INDOOR AIR – It is generally recognised that Australians spend 90% or more of their time indoors. Despite this, relatively
little research has been done on the quality of air in our homes, schools, recreational buildings, restaurants,
public buildings, offices, or inside cars.
Poor indoor air quality can result in significant adverse impacts on our health and environment. Moreover,
these impacts carry a significant cost burden to the economy. The CSIRO estimates that the cost of poor
indoor air quality in Australia may be as high as $12 billion per year (Brown, 1998). In recent years,
comparative risk studies performed by the US EPA and its Science Advisory Board have consistently ranked

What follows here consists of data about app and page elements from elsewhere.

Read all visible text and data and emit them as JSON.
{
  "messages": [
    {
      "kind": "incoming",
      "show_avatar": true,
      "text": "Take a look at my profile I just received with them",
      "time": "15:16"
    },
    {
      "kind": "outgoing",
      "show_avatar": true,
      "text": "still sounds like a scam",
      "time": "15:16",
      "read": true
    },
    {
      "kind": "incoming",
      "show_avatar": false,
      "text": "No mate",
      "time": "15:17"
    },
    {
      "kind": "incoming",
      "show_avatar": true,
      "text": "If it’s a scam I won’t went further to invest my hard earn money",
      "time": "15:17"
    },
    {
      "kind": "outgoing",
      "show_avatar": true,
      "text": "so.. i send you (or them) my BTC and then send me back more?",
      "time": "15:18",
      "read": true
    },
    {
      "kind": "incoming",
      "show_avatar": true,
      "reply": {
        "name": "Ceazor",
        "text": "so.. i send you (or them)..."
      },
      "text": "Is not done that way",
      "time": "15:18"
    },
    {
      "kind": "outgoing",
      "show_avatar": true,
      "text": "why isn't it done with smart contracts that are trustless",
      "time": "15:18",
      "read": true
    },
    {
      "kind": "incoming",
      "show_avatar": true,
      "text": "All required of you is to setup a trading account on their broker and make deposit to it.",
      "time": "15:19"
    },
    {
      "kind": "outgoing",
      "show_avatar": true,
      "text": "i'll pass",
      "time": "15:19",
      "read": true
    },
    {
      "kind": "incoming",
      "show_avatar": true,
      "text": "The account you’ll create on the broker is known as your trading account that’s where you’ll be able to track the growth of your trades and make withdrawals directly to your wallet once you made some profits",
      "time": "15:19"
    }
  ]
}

indoor air pollution among the top five environmental risks to public health (US EPA, 1993).